→ Problem details
Each line in the entries below that holds the string "preview" is to be listed.

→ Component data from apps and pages
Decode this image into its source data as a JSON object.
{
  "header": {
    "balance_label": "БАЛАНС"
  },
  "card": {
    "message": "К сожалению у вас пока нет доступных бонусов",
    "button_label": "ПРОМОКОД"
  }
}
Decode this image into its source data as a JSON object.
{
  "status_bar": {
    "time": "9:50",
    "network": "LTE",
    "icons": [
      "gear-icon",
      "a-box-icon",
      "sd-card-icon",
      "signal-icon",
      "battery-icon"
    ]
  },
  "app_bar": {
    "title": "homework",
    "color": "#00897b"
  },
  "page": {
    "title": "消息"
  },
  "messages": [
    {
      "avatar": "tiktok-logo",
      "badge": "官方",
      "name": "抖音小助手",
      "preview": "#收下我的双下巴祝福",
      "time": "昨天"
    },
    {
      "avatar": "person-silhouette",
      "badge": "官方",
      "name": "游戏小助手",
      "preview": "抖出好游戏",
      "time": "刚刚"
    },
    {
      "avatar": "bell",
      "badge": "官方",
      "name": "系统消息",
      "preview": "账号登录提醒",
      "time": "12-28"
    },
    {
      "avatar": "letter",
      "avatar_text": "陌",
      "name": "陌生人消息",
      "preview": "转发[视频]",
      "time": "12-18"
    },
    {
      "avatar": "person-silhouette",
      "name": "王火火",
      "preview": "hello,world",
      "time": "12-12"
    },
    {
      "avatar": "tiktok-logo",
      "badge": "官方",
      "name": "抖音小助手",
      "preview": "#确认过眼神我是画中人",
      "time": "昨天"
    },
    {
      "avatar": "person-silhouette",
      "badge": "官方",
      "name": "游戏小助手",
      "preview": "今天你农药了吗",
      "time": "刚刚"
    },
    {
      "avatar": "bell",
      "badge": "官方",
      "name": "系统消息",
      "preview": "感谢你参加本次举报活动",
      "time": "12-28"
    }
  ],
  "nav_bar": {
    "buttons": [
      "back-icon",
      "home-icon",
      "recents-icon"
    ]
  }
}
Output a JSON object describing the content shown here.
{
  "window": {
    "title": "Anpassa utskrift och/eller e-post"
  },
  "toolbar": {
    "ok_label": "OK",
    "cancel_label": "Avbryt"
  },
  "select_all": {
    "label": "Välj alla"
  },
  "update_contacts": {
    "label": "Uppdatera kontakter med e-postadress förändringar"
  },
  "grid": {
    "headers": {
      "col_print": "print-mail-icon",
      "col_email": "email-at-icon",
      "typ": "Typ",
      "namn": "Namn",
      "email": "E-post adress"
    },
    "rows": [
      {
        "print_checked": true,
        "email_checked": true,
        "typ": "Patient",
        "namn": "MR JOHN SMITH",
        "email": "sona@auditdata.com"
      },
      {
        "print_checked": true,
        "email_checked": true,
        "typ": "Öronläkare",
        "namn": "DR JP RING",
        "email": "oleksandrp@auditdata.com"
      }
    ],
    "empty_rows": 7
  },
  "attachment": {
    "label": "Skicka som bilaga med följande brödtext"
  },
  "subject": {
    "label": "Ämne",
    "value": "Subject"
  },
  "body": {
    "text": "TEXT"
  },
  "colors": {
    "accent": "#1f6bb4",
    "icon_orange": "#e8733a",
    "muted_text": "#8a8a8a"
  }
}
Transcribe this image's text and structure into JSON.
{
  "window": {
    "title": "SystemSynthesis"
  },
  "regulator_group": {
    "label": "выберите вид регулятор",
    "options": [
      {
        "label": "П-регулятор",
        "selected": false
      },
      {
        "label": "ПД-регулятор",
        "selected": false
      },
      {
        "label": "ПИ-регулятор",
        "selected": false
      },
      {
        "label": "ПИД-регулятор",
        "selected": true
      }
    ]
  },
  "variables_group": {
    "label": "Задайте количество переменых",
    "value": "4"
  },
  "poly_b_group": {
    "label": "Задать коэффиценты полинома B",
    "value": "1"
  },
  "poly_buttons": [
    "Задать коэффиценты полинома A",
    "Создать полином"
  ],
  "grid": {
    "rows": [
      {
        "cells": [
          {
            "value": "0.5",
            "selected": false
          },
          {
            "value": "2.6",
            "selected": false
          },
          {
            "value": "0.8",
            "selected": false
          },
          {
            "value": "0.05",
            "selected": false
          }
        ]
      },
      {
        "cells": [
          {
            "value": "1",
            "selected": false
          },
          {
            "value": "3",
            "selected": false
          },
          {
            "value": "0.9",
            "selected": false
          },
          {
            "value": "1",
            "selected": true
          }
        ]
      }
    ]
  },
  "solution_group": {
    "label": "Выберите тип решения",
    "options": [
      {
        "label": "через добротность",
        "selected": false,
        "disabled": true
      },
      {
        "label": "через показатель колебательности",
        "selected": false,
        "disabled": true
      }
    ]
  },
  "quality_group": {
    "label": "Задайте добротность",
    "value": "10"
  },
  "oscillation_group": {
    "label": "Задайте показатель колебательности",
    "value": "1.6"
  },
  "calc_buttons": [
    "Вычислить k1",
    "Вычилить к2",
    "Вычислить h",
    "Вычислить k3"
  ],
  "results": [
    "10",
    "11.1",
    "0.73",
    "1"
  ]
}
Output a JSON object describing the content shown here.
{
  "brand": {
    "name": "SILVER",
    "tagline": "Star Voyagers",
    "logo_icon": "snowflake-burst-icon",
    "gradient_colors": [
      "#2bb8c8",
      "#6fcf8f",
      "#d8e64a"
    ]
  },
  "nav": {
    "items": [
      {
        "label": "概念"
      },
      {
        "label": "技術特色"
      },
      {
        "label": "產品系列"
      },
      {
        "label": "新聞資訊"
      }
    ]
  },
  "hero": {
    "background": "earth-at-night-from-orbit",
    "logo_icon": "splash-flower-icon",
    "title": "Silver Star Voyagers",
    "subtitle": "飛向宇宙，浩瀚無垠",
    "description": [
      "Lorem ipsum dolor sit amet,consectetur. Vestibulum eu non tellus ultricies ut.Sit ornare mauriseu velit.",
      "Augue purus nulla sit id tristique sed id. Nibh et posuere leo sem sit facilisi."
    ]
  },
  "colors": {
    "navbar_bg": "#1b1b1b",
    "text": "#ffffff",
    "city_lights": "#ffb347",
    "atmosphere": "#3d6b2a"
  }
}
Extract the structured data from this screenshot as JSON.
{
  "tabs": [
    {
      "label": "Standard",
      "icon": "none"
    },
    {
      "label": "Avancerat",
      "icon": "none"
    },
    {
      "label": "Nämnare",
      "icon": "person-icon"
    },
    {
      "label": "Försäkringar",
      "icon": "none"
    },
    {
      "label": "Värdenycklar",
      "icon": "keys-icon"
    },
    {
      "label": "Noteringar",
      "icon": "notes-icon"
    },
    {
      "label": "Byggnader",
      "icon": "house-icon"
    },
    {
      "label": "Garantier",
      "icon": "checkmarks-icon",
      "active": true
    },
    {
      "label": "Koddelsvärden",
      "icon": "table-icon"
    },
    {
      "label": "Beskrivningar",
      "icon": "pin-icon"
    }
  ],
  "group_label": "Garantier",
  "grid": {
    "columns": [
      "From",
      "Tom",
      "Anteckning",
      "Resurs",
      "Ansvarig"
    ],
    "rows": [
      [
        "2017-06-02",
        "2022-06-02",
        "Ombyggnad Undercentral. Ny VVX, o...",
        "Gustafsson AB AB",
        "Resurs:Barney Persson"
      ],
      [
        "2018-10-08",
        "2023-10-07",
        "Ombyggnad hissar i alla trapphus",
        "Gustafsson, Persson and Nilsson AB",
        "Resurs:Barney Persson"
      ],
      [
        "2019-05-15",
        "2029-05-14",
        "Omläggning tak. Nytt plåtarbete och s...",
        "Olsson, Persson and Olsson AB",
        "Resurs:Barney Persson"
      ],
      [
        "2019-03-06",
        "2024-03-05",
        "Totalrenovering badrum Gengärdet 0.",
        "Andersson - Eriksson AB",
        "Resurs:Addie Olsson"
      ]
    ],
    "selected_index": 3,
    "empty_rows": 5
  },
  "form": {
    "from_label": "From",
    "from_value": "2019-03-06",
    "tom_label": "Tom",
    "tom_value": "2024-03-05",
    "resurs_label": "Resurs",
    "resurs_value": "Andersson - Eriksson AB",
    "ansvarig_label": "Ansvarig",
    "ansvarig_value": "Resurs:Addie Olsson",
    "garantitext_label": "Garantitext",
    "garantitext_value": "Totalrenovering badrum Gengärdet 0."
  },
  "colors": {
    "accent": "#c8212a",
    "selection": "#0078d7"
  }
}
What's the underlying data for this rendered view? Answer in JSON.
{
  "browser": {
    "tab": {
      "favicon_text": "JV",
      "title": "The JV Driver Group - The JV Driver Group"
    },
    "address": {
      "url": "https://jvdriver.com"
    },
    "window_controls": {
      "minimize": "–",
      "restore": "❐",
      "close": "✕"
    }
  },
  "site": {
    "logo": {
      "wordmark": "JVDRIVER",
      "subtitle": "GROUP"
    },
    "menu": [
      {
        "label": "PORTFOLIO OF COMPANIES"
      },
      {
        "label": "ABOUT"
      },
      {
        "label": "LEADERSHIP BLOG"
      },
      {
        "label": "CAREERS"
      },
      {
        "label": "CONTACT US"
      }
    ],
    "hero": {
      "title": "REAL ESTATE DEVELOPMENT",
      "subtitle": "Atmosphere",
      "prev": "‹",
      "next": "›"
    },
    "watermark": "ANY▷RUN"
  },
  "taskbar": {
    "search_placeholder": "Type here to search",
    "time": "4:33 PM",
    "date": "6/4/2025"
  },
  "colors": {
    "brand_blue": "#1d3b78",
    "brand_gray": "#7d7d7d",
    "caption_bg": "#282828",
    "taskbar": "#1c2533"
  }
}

→ Expected answer
      "preview": "#收下我的双下巴祝福",
      "preview": "抖出好游戏",
      "preview": "账号登录提醒",
      "preview": "转发[视频]",
      "preview": "hello,world",
      "preview": "#确认过眼神我是画中人",
      "preview": "今天你农药了吗",
      "preview": "感谢你参加本次举报活动",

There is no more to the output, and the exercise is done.